BEGIN

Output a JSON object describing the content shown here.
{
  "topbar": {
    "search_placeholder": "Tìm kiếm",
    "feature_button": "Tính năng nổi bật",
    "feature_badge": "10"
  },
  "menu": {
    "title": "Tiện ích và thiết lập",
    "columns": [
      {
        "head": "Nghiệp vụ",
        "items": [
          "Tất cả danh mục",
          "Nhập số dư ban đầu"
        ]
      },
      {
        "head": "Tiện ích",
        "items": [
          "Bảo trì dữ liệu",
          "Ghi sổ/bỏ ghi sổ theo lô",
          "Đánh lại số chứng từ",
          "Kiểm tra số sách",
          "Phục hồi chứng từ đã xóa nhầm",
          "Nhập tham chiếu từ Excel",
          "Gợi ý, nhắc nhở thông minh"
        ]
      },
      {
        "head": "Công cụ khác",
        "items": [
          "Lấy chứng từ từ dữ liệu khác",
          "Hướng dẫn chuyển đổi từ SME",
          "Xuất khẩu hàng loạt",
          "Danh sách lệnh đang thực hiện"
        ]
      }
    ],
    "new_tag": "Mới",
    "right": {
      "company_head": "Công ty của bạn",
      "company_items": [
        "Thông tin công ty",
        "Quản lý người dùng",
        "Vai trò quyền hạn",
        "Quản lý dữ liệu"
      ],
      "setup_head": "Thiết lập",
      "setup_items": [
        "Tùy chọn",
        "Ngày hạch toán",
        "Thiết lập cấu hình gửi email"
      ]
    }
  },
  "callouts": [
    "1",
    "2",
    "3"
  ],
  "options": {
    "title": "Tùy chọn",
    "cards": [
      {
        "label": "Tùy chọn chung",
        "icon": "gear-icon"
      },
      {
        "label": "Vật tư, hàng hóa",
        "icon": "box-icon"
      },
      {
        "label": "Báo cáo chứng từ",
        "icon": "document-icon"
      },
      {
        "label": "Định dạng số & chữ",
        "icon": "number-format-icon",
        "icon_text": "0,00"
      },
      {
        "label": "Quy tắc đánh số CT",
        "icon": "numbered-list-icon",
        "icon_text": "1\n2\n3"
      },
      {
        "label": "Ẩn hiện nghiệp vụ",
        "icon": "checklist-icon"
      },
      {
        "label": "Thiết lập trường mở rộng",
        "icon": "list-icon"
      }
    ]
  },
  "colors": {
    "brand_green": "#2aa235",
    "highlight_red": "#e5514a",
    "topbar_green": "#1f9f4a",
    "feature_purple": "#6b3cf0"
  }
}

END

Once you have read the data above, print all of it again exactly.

**Problem solution**:
Output a JSON object describing the content shown here.
{
  "topbar": {
    "search_placeholder": "Tìm kiếm",
    "feature_button": "Tính năng nổi bật",
    "feature_badge": "10"
  },
  "menu": {
    "title": "Tiện ích và thiết lập",
    "columns": [
      {
        "head": "Nghiệp vụ",
        "items": [
          "Tất cả danh mục",
          "Nhập số dư ban đầu"
        ]
      },
      {
        "head": "Tiện ích",
        "items": [
          "Bảo trì dữ liệu",
          "Ghi sổ/bỏ ghi sổ theo lô",
          "Đánh lại số chứng từ",
          "Kiểm tra số sách",
          "Phục hồi chứng từ đã xóa nhầm",
          "Nhập tham chiếu từ Excel",
          "Gợi ý, nhắc nhở thông minh"
        ]
      },
      {
        "head": "Công cụ khác",
        "items": [
          "Lấy chứng từ từ dữ liệu khác",
          "Hướng dẫn chuyển đổi từ SME",
          "Xuất khẩu hàng loạt",
          "Danh sách lệnh đang thực hiện"
        ]
      }
    ],
    "new_tag": "Mới",
    "right": {
      "company_head": "Công ty của bạn",
      "company_items": [
        "Thông tin công ty",
        "Quản lý người dùng",
        "Vai trò quyền hạn",
        "Quản lý dữ liệu"
      ],
      "setup_head": "Thiết lập",
      "setup_items": [
        "Tùy chọn",
        "Ngày hạch toán",
        "Thiết lập cấu hình gửi email"
      ]
    }
  },
  "callouts": [
    "1",
    "2",
    "3"
  ],
  "options": {
    "title": "Tùy chọn",
    "cards": [
      {
        "label": "Tùy chọn chung",
        "icon": "gear-icon"
      },
      {
        "label": "Vật tư, hàng hóa",
        "icon": "box-icon"
      },
      {
        "label": "Báo cáo chứng từ",
        "icon": "document-icon"
      },
      {
        "label": "Định dạng số & chữ",
        "icon": "number-format-icon",
        "icon_text": "0,00"
      },
      {
        "label": "Quy tắc đánh số CT",
        "icon": "numbered-list-icon",
        "icon_text": "1\n2\n3"
      },
      {
        "label": "Ẩn hiện nghiệp vụ",
        "icon": "checklist-icon"
      },
      {
        "label": "Thiết lập trường mở rộng",
        "icon": "list-icon"
      }
    ]
  },
  "colors": {
    "brand_green": "#2aa235",
    "highlight_red": "#e5514a",
    "topbar_green": "#1f9f4a",
    "feature_purple": "#6b3cf0"
  }
}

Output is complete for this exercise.